Could it be that we’ve done the same when it comes to our spiritual lives? Could it be that we have failed to tap into the power that God makes available to us when we pray? Last Sunday we sang that well-known hymn “Sweet Hour of Prayer.” May I ask you something, my friends? When’s the last time you spent an hour in prayer? How about a half hour? How about 15 minutes? 10 minutes? If I were to announce this morning that on Wednesday evening of this week I have arranged to have my favorite author Max Lucado speak here, I have no doubt that our church would be packed to overflowing and we’d be turning people away in droves. But if I announced today that this Wednesday night we’re going to meet for an hour of prayer, I wonder how many people would show up.
I’m not trying to lay a guilt trip on you. I’m just trying to awaken us to the realization that maybe we’re missing out on a wonderful, awesome privilege and some incredible, life-changing, history-impacting power by failing to spend time – and by that I mean both quality and quantity time – with our Heavenly Father.
So when will prayer become more than just a good idea? How about when we’re more prone to pray for somebody than gossip about them? How about when we are more willing to turn our anxieties over to God rather than turning them over and over again in our minds? How about when we pray more for the government than complain about the government? How about when we hurry to God’s house on Sunday morning not just because of the fellowship we enjoy there, but because our church has become a house of prayer? How about when we pray, not out of obligation, but because deep down we believe what God tells us in his Word – that the prayer of a righteous person accomplishes much?
So is prayer a good idea? No, it never has been. It wasn’t in the New Testament church and it’s not for us either. Instead prayer is a great idea and it should be the driving force in the Body of Christ and in every Christian’s life. So… let’s pray:

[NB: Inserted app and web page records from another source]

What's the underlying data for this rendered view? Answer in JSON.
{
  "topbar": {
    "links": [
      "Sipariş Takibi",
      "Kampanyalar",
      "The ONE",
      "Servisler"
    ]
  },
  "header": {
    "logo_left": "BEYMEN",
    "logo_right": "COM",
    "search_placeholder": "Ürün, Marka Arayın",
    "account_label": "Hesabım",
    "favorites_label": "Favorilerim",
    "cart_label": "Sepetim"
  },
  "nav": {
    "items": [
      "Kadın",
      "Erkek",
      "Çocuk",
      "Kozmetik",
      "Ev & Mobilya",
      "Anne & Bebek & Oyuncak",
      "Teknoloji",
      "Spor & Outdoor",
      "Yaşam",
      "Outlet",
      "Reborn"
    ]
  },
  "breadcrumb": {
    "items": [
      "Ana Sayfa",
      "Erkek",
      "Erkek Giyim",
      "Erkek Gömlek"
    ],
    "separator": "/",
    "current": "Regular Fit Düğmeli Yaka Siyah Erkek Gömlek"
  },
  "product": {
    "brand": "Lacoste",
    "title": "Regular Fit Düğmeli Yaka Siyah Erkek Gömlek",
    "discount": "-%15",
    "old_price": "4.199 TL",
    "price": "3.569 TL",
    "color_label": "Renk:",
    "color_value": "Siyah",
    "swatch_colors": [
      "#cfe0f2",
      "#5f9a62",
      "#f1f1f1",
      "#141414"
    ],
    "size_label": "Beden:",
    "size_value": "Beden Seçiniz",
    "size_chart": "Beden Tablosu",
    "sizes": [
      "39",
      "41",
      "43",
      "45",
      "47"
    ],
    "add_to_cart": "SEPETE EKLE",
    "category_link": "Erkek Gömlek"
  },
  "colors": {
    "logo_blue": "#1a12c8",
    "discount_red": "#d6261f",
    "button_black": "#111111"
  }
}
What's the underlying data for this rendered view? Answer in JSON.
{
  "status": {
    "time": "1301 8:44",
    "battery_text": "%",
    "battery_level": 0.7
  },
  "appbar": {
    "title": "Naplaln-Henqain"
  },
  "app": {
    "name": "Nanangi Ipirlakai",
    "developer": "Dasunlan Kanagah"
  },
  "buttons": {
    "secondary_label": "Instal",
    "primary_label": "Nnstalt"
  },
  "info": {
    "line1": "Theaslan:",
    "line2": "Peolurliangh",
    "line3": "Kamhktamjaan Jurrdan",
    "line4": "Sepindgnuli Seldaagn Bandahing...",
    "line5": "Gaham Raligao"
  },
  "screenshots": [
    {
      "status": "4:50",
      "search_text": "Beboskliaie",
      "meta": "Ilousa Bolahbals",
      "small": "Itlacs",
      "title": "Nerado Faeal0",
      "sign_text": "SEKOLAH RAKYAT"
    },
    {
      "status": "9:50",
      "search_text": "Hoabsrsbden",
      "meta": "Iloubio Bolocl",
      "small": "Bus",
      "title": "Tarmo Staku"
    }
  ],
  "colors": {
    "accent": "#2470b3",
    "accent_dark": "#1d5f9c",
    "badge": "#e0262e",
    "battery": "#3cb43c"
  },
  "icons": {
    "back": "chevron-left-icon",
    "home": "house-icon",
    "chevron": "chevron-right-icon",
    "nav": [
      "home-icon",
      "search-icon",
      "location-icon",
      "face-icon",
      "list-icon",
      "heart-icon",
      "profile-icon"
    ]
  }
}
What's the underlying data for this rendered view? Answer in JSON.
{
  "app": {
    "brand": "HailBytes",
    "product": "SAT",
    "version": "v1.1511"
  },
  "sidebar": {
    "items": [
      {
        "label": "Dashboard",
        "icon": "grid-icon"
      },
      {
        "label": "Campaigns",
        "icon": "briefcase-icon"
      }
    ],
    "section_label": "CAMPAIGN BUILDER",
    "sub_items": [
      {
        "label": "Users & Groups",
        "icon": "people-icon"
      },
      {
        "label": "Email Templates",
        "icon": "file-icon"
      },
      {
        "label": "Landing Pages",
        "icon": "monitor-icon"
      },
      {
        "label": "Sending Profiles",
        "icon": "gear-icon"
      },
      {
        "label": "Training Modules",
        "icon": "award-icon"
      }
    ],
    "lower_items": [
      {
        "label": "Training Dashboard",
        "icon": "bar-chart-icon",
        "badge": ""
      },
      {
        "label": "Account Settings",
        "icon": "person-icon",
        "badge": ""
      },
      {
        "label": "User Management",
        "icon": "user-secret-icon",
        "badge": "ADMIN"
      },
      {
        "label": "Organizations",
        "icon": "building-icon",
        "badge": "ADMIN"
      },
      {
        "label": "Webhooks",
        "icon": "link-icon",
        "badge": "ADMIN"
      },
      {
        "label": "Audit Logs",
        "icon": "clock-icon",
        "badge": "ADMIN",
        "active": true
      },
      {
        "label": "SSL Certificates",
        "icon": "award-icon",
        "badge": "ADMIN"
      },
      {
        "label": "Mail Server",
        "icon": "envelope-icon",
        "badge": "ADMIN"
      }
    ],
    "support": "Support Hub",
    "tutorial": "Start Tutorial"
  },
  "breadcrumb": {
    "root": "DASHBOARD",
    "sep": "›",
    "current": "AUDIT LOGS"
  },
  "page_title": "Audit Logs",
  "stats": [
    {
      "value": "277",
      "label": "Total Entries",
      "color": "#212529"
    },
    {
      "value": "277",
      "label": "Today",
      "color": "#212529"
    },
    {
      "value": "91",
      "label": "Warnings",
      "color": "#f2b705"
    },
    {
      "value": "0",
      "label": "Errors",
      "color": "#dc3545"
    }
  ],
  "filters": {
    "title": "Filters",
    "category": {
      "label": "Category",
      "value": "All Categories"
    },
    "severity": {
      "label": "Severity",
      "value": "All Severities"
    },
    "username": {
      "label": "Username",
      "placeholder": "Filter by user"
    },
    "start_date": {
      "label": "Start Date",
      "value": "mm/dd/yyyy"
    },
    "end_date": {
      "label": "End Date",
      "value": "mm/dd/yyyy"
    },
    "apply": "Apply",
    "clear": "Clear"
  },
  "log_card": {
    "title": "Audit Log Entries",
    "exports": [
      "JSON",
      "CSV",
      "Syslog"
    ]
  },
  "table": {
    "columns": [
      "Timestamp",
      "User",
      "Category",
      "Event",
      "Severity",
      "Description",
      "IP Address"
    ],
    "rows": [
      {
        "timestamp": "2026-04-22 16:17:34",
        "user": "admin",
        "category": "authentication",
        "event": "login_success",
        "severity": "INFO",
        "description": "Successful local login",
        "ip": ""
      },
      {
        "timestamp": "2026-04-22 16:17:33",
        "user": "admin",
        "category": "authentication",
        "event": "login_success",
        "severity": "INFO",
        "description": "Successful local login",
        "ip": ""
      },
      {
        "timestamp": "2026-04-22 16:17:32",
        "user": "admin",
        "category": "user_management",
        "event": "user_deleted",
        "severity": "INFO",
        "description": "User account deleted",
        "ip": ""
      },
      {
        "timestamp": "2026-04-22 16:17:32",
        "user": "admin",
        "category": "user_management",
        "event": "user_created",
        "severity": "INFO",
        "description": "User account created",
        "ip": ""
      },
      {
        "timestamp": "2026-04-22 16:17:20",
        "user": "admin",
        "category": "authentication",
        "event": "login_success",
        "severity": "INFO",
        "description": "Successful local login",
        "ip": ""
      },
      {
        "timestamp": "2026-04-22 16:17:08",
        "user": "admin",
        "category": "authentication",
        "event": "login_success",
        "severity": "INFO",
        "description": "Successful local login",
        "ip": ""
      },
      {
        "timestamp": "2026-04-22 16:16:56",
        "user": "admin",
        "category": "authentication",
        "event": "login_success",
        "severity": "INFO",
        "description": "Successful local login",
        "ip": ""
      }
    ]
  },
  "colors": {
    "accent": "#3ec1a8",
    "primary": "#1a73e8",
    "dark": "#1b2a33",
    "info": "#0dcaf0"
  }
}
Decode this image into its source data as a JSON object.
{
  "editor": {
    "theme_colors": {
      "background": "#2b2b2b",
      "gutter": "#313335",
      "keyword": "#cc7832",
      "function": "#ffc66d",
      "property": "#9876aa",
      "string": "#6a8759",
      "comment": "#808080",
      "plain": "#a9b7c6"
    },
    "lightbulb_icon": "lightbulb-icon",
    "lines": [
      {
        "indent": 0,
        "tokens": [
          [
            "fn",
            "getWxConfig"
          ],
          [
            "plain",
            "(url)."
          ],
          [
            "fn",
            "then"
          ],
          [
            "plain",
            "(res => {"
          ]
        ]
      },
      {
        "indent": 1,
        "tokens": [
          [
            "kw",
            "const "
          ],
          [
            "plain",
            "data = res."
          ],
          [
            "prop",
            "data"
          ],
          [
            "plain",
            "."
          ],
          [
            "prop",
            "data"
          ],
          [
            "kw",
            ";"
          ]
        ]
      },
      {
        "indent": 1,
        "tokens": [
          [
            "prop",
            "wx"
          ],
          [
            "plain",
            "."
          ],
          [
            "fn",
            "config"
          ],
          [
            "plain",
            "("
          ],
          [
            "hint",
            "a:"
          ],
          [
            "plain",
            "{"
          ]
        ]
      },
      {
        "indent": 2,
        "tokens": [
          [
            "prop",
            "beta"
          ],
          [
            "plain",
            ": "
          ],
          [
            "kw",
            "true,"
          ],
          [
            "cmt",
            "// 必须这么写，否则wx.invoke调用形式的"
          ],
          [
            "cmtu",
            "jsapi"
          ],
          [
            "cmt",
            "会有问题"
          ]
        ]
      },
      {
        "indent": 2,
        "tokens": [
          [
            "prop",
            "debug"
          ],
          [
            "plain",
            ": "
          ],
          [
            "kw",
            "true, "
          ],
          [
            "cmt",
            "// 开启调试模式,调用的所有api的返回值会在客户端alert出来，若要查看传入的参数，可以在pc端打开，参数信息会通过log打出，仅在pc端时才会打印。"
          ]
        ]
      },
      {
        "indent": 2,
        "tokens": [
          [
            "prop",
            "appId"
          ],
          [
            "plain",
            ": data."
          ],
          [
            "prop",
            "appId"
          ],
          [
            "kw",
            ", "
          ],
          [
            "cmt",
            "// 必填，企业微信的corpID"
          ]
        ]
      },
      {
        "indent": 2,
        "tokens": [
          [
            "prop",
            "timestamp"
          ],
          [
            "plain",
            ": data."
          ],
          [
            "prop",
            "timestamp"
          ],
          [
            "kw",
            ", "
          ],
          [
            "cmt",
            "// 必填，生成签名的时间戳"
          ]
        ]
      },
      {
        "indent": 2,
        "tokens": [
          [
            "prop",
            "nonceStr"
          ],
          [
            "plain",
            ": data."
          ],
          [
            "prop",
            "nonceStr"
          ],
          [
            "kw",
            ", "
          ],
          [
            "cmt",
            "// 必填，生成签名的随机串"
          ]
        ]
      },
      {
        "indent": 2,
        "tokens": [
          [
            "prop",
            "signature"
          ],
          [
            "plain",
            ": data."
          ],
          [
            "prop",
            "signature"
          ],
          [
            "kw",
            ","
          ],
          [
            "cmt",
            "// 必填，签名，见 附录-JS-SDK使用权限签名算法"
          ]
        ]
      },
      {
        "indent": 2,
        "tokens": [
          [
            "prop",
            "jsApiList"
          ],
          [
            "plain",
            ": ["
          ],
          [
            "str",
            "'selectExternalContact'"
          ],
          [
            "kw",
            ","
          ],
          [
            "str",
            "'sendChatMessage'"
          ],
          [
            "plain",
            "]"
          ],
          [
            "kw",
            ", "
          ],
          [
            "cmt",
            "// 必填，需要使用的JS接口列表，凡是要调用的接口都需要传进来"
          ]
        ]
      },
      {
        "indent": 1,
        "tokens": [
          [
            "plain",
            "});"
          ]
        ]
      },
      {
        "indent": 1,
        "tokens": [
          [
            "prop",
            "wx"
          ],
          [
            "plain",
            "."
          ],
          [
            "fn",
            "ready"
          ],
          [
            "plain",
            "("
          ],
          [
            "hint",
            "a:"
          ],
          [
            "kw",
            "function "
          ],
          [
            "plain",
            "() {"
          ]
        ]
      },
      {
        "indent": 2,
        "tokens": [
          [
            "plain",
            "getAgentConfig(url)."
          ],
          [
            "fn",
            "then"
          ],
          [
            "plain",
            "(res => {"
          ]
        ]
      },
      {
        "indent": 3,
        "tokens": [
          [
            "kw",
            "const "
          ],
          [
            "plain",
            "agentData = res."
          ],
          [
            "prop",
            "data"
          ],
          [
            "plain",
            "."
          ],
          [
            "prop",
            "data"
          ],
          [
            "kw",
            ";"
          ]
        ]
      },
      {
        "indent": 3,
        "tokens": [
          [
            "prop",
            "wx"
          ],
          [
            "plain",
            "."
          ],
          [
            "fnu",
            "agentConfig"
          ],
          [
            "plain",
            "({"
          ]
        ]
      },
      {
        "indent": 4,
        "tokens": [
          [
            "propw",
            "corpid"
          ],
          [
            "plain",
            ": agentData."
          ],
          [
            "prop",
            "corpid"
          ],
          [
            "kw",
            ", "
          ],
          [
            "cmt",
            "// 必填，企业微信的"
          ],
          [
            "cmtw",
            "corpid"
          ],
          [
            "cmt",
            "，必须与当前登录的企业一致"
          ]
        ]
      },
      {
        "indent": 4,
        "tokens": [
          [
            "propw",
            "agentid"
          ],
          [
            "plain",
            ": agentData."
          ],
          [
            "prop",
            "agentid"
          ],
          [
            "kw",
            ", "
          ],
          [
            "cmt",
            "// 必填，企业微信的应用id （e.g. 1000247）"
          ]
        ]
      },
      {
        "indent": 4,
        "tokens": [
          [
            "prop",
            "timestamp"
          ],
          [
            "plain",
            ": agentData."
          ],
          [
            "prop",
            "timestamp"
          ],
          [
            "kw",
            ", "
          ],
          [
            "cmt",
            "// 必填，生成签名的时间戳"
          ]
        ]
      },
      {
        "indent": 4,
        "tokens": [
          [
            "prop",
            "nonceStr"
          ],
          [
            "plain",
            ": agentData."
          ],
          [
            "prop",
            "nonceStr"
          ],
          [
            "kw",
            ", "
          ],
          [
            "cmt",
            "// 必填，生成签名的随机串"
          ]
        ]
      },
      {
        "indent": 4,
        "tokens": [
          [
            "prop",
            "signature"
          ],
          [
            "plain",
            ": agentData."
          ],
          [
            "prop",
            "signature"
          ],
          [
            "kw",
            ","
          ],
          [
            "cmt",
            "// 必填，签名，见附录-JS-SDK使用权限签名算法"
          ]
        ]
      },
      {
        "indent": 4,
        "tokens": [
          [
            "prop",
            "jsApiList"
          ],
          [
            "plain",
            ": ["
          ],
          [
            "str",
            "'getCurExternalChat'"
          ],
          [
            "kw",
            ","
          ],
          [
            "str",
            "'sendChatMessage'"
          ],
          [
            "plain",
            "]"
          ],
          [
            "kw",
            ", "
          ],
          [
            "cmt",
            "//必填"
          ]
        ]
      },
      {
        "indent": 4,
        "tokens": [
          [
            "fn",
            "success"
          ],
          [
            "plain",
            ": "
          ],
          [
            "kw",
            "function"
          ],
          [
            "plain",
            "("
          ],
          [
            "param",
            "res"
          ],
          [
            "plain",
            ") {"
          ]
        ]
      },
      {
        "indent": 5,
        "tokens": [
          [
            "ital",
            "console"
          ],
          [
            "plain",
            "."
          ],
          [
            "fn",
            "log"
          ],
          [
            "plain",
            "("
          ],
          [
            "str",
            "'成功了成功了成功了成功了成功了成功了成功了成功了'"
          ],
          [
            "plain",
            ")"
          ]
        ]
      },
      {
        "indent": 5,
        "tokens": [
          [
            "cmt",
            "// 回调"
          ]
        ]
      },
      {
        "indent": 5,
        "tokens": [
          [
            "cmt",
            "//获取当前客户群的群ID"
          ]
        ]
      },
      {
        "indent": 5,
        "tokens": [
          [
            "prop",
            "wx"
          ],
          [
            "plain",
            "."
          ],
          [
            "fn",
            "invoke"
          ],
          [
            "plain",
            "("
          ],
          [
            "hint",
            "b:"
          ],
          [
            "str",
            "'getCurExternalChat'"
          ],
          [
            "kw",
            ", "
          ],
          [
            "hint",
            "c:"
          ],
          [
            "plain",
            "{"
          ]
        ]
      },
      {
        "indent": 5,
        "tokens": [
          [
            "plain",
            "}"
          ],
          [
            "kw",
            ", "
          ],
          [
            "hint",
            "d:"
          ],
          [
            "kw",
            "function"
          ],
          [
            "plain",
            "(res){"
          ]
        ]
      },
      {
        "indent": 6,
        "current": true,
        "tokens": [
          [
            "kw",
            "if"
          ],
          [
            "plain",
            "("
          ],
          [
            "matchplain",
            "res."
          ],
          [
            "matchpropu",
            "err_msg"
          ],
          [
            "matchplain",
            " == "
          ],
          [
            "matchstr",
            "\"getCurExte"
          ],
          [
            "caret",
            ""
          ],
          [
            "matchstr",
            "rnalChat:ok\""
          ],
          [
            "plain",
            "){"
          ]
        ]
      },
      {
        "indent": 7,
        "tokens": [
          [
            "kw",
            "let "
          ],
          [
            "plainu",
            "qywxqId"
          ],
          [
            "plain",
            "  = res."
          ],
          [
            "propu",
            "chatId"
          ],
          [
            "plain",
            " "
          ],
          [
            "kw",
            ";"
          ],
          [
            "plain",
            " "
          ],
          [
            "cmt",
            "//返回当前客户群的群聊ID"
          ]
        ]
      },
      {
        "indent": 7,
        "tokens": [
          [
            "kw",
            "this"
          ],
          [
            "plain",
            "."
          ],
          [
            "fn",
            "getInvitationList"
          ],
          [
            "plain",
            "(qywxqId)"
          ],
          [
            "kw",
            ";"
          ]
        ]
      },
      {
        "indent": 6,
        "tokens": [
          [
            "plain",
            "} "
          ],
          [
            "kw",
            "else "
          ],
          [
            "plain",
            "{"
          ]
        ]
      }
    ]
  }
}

Heavenly Father, we confess to you that we have not always prayed as we should. Many of us have allowed so many other things to take precedence over this important means of communicating with you. Many of us are ashamed to admit that we have treated prayer more like a fire extinguisher, reaching for it only when we need it. We regret that we have failed to tap into the power of prayer and that we have sometimes looked upon prayer as a last resort rather than the 1st thing we should do. Forgive us, Lord, and help us from this moment on to become true prayer warriors who recognize prayer as the driving force in our lives and our homes, in our church and our communities. And grant that as we pray, we might be drawn ever closer to your Son Jesus Christ who died for our sins that we might live with you forever and who himself spent many a night in prayer. Hear us then, just as you have promised to do, for we come to you in the precious and powerful name of that Savior Jesus Christ.